━━ ENTRIES PROVIDED

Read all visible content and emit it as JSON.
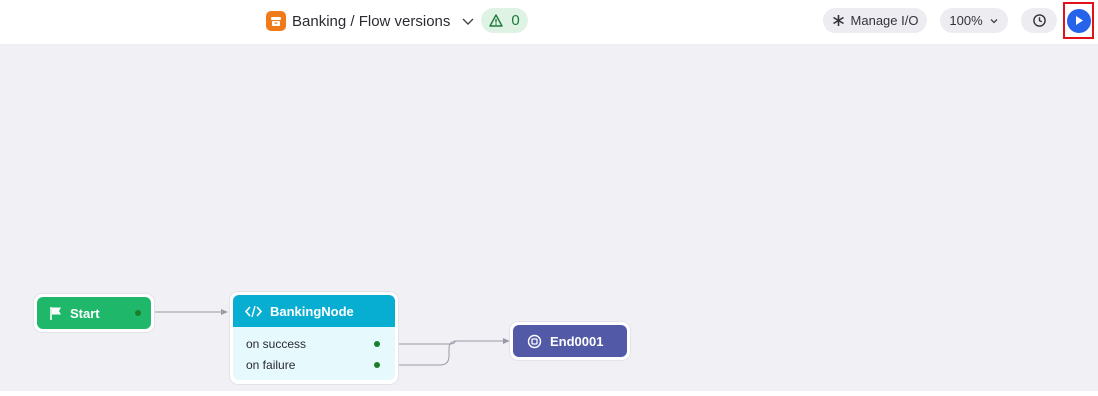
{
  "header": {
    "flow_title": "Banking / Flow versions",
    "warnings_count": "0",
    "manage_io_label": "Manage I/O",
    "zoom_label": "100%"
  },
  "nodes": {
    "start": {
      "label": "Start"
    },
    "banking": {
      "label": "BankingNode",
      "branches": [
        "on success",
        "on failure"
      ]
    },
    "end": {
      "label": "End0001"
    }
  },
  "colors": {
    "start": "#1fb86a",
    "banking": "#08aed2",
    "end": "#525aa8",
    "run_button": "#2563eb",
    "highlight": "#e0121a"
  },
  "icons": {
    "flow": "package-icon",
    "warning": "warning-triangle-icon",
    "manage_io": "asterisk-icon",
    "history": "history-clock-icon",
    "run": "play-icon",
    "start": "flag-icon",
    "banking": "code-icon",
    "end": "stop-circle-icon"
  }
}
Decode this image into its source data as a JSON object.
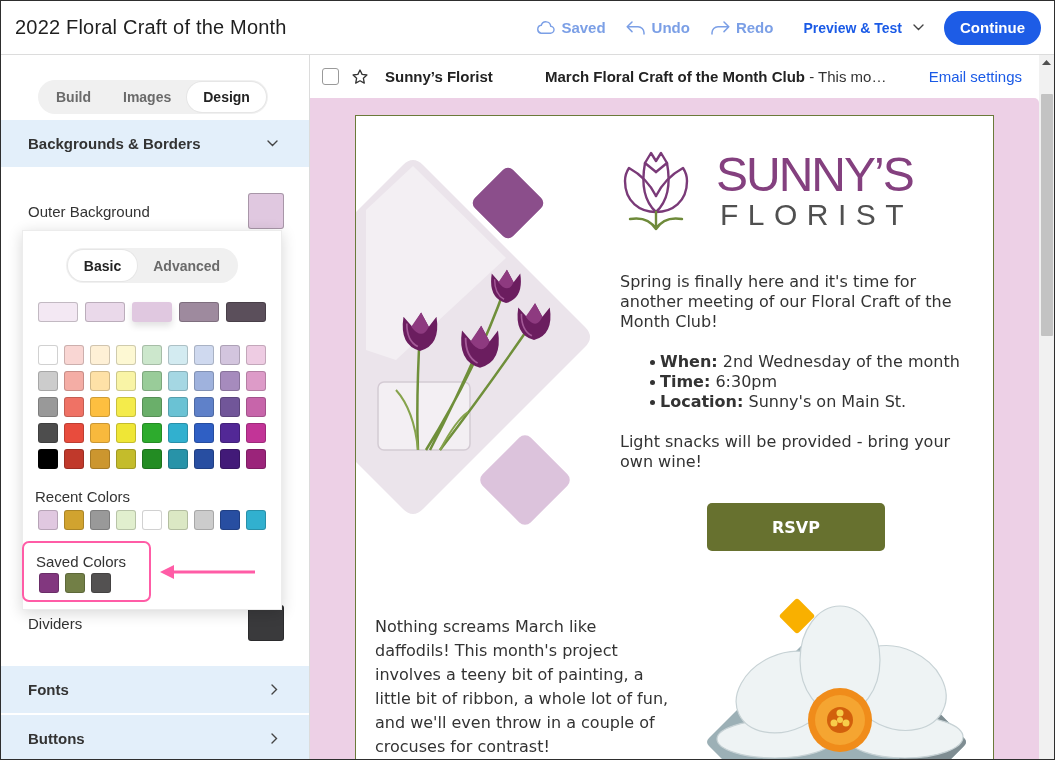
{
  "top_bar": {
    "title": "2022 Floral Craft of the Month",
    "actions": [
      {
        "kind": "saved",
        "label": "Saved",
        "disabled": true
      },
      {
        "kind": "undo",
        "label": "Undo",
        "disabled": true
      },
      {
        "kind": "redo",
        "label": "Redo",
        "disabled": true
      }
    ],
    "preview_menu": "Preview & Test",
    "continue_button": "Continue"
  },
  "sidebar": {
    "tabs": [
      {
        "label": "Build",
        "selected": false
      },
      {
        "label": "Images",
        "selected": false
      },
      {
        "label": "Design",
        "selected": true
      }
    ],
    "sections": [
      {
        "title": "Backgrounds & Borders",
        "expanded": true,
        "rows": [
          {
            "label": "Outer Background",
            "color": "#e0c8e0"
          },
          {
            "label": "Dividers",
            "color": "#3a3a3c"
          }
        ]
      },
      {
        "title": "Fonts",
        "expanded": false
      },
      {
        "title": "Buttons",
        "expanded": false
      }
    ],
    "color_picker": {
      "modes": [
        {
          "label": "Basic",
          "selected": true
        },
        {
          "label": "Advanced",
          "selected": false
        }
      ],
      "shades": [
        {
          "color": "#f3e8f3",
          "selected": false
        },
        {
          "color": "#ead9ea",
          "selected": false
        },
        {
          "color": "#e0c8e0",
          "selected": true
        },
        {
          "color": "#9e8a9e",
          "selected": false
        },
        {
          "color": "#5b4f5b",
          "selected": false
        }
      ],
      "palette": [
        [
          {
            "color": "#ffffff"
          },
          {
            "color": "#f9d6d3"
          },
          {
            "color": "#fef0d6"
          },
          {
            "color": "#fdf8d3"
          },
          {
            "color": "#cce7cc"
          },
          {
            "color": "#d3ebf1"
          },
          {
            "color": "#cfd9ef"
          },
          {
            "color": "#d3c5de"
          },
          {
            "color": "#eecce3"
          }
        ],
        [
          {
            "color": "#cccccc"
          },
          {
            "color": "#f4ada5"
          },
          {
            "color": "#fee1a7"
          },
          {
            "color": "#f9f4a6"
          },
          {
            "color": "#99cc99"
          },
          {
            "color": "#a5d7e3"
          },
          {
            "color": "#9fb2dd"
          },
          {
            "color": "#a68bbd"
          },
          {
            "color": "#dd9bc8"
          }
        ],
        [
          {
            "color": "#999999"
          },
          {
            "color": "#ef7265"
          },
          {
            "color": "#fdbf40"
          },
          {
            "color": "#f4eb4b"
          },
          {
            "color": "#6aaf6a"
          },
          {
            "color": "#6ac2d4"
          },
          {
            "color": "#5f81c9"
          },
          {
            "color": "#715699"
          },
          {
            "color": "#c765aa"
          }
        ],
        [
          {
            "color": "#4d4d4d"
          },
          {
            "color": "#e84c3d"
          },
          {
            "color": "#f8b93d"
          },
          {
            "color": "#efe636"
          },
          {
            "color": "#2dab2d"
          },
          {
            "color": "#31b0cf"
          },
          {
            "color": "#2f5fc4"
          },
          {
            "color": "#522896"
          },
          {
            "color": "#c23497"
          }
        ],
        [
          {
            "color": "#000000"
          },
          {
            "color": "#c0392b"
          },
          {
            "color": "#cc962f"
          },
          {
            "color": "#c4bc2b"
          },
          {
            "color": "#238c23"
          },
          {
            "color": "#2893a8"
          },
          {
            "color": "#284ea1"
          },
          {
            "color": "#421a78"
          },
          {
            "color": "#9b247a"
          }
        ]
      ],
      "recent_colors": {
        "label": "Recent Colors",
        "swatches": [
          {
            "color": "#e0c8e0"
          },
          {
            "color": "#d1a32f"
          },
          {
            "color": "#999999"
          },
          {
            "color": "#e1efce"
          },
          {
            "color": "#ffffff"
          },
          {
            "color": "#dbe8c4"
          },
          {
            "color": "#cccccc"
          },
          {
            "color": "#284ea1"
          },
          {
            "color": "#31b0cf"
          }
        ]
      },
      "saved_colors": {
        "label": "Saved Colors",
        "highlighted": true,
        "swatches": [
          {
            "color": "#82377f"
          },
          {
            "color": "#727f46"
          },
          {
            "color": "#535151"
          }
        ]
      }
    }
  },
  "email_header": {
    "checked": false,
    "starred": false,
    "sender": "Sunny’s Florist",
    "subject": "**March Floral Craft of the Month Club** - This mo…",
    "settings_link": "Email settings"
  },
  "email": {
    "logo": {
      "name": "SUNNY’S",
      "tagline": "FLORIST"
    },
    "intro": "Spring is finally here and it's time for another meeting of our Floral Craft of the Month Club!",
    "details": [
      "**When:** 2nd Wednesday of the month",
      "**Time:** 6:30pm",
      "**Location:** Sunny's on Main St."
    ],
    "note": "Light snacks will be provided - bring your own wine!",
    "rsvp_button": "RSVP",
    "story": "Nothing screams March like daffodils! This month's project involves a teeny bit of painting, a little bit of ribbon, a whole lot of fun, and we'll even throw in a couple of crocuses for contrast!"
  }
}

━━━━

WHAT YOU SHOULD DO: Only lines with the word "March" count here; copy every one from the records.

ANSWER TO THIS EXERCISE:
    "subject": "**March Floral Craft of the Month Club** - This mo…",
    "story": "Nothing screams March like daffodils! This month's project involves a teeny bit of painting, a little bit of ribbon, a whole lot of fun, and we'll even throw in a couple of crocuses for contrast!"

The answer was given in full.